— WHAT THE TASK REQUIRES —
Could you set down every entry below exactly as it is?

(Data extracted from a collection)
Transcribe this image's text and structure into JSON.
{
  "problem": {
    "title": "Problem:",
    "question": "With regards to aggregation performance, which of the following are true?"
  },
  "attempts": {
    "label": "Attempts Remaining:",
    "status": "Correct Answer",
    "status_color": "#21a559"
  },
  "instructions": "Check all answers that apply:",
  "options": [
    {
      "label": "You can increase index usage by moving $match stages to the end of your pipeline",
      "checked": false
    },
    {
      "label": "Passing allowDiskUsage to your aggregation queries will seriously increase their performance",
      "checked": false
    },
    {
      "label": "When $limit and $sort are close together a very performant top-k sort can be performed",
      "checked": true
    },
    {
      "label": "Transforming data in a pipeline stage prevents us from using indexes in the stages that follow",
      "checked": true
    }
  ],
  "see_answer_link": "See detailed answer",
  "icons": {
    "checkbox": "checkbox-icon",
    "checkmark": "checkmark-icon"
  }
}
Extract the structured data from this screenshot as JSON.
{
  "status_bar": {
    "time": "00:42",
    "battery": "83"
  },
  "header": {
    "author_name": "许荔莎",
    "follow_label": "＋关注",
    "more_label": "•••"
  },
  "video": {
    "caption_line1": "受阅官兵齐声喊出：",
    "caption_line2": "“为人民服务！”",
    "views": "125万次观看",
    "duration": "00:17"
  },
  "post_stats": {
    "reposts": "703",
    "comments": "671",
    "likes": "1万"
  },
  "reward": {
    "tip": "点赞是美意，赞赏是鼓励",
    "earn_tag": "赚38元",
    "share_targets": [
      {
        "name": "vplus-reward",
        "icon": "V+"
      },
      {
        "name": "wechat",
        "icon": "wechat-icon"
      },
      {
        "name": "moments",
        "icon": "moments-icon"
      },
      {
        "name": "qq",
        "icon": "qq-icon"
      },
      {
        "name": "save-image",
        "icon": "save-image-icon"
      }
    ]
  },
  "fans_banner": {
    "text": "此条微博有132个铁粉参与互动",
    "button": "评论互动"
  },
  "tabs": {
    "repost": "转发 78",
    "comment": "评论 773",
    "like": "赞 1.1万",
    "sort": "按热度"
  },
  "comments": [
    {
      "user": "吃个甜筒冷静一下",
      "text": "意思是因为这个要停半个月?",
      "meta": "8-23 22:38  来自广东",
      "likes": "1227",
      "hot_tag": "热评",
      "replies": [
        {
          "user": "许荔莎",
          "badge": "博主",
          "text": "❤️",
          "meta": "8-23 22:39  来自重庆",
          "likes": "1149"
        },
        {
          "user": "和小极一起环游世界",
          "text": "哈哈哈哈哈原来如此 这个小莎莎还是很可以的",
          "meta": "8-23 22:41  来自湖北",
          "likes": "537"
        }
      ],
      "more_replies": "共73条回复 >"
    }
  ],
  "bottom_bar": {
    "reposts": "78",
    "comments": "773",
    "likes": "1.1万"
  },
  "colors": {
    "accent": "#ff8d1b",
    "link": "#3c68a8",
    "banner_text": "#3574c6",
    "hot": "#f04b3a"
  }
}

— REPLY TO THE EXERCISE —
Transcribe this image's text and structure into JSON.
{
  "problem": {
    "title": "Problem:",
    "question": "With regards to aggregation performance, which of the following are true?"
  },
  "attempts": {
    "label": "Attempts Remaining:",
    "status": "Correct Answer",
    "status_color": "#21a559"
  },
  "instructions": "Check all answers that apply:",
  "options": [
    {
      "label": "You can increase index usage by moving $match stages to the end of your pipeline",
      "checked": false
    },
    {
      "label": "Passing allowDiskUsage to your aggregation queries will seriously increase their performance",
      "checked": false
    },
    {
      "label": "When $limit and $sort are close together a very performant top-k sort can be performed",
      "checked": true
    },
    {
      "label": "Transforming data in a pipeline stage prevents us from using indexes in the stages that follow",
      "checked": true
    }
  ],
  "see_answer_link": "See detailed answer",
  "icons": {
    "checkbox": "checkbox-icon",
    "checkmark": "checkmark-icon"
  }
}
Extract the structured data from this screenshot as JSON.
{
  "status_bar": {
    "time": "00:42",
    "battery": "83"
  },
  "header": {
    "author_name": "许荔莎",
    "follow_label": "＋关注",
    "more_label": "•••"
  },
  "video": {
    "caption_line1": "受阅官兵齐声喊出：",
    "caption_line2": "“为人民服务！”",
    "views": "125万次观看",
    "duration": "00:17"
  },
  "post_stats": {
    "reposts": "703",
    "comments": "671",
    "likes": "1万"
  },
  "reward": {
    "tip": "点赞是美意，赞赏是鼓励",
    "earn_tag": "赚38元",
    "share_targets": [
      {
        "name": "vplus-reward",
        "icon": "V+"
      },
      {
        "name": "wechat",
        "icon": "wechat-icon"
      },
      {
        "name": "moments",
        "icon": "moments-icon"
      },
      {
        "name": "qq",
        "icon": "qq-icon"
      },
      {
        "name": "save-image",
        "icon": "save-image-icon"
      }
    ]
  },
  "fans_banner": {
    "text": "此条微博有132个铁粉参与互动",
    "button": "评论互动"
  },
  "tabs": {
    "repost": "转发 78",
    "comment": "评论 773",
    "like": "赞 1.1万",
    "sort": "按热度"
  },
  "comments": [
    {
      "user": "吃个甜筒冷静一下",
      "text": "意思是因为这个要停半个月?",
      "meta": "8-23 22:38  来自广东",
      "likes": "1227",
      "hot_tag": "热评",
      "replies": [
        {
          "user": "许荔莎",
          "badge": "博主",
          "text": "❤️",
          "meta": "8-23 22:39  来自重庆",
          "likes": "1149"
        },
        {
          "user": "和小极一起环游世界",
          "text": "哈哈哈哈哈原来如此 这个小莎莎还是很可以的",
          "meta": "8-23 22:41  来自湖北",
          "likes": "537"
        }
      ],
      "more_replies": "共73条回复 >"
    }
  ],
  "bottom_bar": {
    "reposts": "78",
    "comments": "773",
    "likes": "1.1万"
  },
  "colors": {
    "accent": "#ff8d1b",
    "link": "#3c68a8",
    "banner_text": "#3574c6",
    "hot": "#f04b3a"
  }
}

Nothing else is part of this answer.